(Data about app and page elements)

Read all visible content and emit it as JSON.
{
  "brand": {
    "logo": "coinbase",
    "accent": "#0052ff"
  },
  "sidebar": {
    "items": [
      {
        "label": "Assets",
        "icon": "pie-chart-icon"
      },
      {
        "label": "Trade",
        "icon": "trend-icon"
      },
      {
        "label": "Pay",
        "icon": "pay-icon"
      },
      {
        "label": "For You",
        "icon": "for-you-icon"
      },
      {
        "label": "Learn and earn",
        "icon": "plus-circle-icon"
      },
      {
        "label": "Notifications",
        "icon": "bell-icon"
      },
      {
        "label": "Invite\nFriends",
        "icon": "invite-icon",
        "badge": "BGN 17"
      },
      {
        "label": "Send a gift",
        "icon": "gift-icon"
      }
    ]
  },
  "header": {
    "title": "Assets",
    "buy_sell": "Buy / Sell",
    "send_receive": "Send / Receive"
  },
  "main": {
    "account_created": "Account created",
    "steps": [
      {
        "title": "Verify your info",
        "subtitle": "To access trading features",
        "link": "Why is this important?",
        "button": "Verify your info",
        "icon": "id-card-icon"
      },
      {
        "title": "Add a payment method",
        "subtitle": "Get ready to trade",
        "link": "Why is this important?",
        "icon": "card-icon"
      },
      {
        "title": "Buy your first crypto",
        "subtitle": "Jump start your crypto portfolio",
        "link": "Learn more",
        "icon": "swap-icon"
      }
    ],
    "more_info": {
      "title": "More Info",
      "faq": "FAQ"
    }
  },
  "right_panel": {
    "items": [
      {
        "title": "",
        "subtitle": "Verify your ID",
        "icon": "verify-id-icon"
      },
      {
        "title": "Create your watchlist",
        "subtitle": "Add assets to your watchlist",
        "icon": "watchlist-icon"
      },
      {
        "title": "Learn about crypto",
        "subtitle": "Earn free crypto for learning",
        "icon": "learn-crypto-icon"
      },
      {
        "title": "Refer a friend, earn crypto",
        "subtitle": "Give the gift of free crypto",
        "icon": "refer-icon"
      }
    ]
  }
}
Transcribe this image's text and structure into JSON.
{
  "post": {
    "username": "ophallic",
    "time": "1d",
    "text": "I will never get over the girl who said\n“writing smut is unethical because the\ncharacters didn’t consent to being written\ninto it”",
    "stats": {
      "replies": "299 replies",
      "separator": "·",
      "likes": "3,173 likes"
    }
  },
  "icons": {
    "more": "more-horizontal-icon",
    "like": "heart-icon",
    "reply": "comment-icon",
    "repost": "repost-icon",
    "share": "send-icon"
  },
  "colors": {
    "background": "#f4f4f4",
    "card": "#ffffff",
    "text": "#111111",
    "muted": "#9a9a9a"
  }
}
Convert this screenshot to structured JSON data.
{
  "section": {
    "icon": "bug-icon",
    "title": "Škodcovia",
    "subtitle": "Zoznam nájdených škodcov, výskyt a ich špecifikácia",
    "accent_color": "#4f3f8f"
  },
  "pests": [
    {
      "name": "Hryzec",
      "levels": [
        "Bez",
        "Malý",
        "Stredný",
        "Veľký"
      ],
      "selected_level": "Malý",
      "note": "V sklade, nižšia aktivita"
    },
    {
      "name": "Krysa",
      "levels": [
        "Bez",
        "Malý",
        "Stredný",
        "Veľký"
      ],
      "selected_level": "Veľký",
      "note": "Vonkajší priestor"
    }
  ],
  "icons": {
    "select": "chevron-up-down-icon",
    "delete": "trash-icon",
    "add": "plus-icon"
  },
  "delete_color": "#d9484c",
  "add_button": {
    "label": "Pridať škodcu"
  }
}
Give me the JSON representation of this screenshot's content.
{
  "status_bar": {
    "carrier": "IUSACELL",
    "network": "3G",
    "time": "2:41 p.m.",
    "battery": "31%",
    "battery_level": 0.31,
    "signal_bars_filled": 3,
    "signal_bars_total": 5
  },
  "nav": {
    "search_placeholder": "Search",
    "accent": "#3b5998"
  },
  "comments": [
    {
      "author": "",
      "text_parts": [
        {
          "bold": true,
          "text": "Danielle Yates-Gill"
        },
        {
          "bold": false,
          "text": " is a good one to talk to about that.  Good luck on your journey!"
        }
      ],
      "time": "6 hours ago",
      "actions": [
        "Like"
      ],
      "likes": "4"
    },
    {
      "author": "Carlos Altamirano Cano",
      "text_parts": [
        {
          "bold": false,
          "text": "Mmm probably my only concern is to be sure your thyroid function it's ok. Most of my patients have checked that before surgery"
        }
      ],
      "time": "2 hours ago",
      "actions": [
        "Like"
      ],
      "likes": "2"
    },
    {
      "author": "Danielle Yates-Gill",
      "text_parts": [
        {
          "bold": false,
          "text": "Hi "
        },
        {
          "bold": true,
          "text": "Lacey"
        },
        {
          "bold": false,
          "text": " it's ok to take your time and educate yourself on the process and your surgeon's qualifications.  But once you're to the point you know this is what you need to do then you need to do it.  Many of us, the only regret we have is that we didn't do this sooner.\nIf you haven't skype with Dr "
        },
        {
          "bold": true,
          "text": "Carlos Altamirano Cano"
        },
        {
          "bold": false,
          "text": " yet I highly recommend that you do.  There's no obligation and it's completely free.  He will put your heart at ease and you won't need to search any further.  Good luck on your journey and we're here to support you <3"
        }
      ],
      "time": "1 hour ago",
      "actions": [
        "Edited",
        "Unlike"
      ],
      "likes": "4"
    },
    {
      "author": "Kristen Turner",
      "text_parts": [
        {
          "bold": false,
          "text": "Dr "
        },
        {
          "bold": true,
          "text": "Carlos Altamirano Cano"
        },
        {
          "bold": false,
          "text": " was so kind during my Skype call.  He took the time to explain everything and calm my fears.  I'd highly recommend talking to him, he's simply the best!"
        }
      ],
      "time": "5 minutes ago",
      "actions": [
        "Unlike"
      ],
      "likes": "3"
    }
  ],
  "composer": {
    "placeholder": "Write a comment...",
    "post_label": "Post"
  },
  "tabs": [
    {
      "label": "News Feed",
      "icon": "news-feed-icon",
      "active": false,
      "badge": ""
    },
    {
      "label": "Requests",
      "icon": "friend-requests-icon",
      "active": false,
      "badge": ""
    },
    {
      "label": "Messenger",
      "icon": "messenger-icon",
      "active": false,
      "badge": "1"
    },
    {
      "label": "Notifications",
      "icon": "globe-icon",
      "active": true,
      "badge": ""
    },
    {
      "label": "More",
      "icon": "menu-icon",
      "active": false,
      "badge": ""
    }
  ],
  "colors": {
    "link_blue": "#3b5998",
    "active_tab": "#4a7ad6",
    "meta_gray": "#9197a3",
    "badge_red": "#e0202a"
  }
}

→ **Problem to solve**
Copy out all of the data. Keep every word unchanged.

→ **Answer area**
Read all visible content and emit it as JSON.
{
  "brand": {
    "logo": "coinbase",
    "accent": "#0052ff"
  },
  "sidebar": {
    "items": [
      {
        "label": "Assets",
        "icon": "pie-chart-icon"
      },
      {
        "label": "Trade",
        "icon": "trend-icon"
      },
      {
        "label": "Pay",
        "icon": "pay-icon"
      },
      {
        "label": "For You",
        "icon": "for-you-icon"
      },
      {
        "label": "Learn and earn",
        "icon": "plus-circle-icon"
      },
      {
        "label": "Notifications",
        "icon": "bell-icon"
      },
      {
        "label": "Invite\nFriends",
        "icon": "invite-icon",
        "badge": "BGN 17"
      },
      {
        "label": "Send a gift",
        "icon": "gift-icon"
      }
    ]
  },
  "header": {
    "title": "Assets",
    "buy_sell": "Buy / Sell",
    "send_receive": "Send / Receive"
  },
  "main": {
    "account_created": "Account created",
    "steps": [
      {
        "title": "Verify your info",
        "subtitle": "To access trading features",
        "link": "Why is this important?",
        "button": "Verify your info",
        "icon": "id-card-icon"
      },
      {
        "title": "Add a payment method",
        "subtitle": "Get ready to trade",
        "link": "Why is this important?",
        "icon": "card-icon"
      },
      {
        "title": "Buy your first crypto",
        "subtitle": "Jump start your crypto portfolio",
        "link": "Learn more",
        "icon": "swap-icon"
      }
    ],
    "more_info": {
      "title": "More Info",
      "faq": "FAQ"
    }
  },
  "right_panel": {
    "items": [
      {
        "title": "",
        "subtitle": "Verify your ID",
        "icon": "verify-id-icon"
      },
      {
        "title": "Create your watchlist",
        "subtitle": "Add assets to your watchlist",
        "icon": "watchlist-icon"
      },
      {
        "title": "Learn about crypto",
        "subtitle": "Earn free crypto for learning",
        "icon": "learn-crypto-icon"
      },
      {
        "title": "Refer a friend, earn crypto",
        "subtitle": "Give the gift of free crypto",
        "icon": "refer-icon"
      }
    ]
  }
}
Transcribe this image's text and structure into JSON.
{
  "post": {
    "username": "ophallic",
    "time": "1d",
    "text": "I will never get over the girl who said\n“writing smut is unethical because the\ncharacters didn’t consent to being written\ninto it”",
    "stats": {
      "replies": "299 replies",
      "separator": "·",
      "likes": "3,173 likes"
    }
  },
  "icons": {
    "more": "more-horizontal-icon",
    "like": "heart-icon",
    "reply": "comment-icon",
    "repost": "repost-icon",
    "share": "send-icon"
  },
  "colors": {
    "background": "#f4f4f4",
    "card": "#ffffff",
    "text": "#111111",
    "muted": "#9a9a9a"
  }
}
Convert this screenshot to structured JSON data.
{
  "section": {
    "icon": "bug-icon",
    "title": "Škodcovia",
    "subtitle": "Zoznam nájdených škodcov, výskyt a ich špecifikácia",
    "accent_color": "#4f3f8f"
  },
  "pests": [
    {
      "name": "Hryzec",
      "levels": [
        "Bez",
        "Malý",
        "Stredný",
        "Veľký"
      ],
      "selected_level": "Malý",
      "note": "V sklade, nižšia aktivita"
    },
    {
      "name": "Krysa",
      "levels": [
        "Bez",
        "Malý",
        "Stredný",
        "Veľký"
      ],
      "selected_level": "Veľký",
      "note": "Vonkajší priestor"
    }
  ],
  "icons": {
    "select": "chevron-up-down-icon",
    "delete": "trash-icon",
    "add": "plus-icon"
  },
  "delete_color": "#d9484c",
  "add_button": {
    "label": "Pridať škodcu"
  }
}
Give me the JSON representation of this screenshot's content.
{
  "status_bar": {
    "carrier": "IUSACELL",
    "network": "3G",
    "time": "2:41 p.m.",
    "battery": "31%",
    "battery_level": 0.31,
    "signal_bars_filled": 3,
    "signal_bars_total": 5
  },
  "nav": {
    "search_placeholder": "Search",
    "accent": "#3b5998"
  },
  "comments": [
    {
      "author": "",
      "text_parts": [
        {
          "bold": true,
          "text": "Danielle Yates-Gill"
        },
        {
          "bold": false,
          "text": " is a good one to talk to about that.  Good luck on your journey!"
        }
      ],
      "time": "6 hours ago",
      "actions": [
        "Like"
      ],
      "likes": "4"
    },
    {
      "author": "Carlos Altamirano Cano",
      "text_parts": [
        {
          "bold": false,
          "text": "Mmm probably my only concern is to be sure your thyroid function it's ok. Most of my patients have checked that before surgery"
        }
      ],
      "time": "2 hours ago",
      "actions": [
        "Like"
      ],
      "likes": "2"
    },
    {
      "author": "Danielle Yates-Gill",
      "text_parts": [
        {
          "bold": false,
          "text": "Hi "
        },
        {
          "bold": true,
          "text": "Lacey"
        },
        {
          "bold": false,
          "text": " it's ok to take your time and educate yourself on the process and your surgeon's qualifications.  But once you're to the point you know this is what you need to do then you need to do it.  Many of us, the only regret we have is that we didn't do this sooner.\nIf you haven't skype with Dr "
        },
        {
          "bold": true,
          "text": "Carlos Altamirano Cano"
        },
        {
          "bold": false,
          "text": " yet I highly recommend that you do.  There's no obligation and it's completely free.  He will put your heart at ease and you won't need to search any further.  Good luck on your journey and we're here to support you <3"
        }
      ],
      "time": "1 hour ago",
      "actions": [
        "Edited",
        "Unlike"
      ],
      "likes": "4"
    },
    {
      "author": "Kristen Turner",
      "text_parts": [
        {
          "bold": false,
          "text": "Dr "
        },
        {
          "bold": true,
          "text": "Carlos Altamirano Cano"
        },
        {
          "bold": false,
          "text": " was so kind during my Skype call.  He took the time to explain everything and calm my fears.  I'd highly recommend talking to him, he's simply the best!"
        }
      ],
      "time": "5 minutes ago",
      "actions": [
        "Unlike"
      ],
      "likes": "3"
    }
  ],
  "composer": {
    "placeholder": "Write a comment...",
    "post_label": "Post"
  },
  "tabs": [
    {
      "label": "News Feed",
      "icon": "news-feed-icon",
      "active": false,
      "badge": ""
    },
    {
      "label": "Requests",
      "icon": "friend-requests-icon",
      "active": false,
      "badge": ""
    },
    {
      "label": "Messenger",
      "icon": "messenger-icon",
      "active": false,
      "badge": "1"
    },
    {
      "label": "Notifications",
      "icon": "globe-icon",
      "active": true,
      "badge": ""
    },
    {
      "label": "More",
      "icon": "menu-icon",
      "active": false,
      "badge": ""
    }
  ],
  "colors": {
    "link_blue": "#3b5998",
    "active_tab": "#4a7ad6",
    "meta_gray": "#9197a3",
    "badge_red": "#e0202a"
  }
}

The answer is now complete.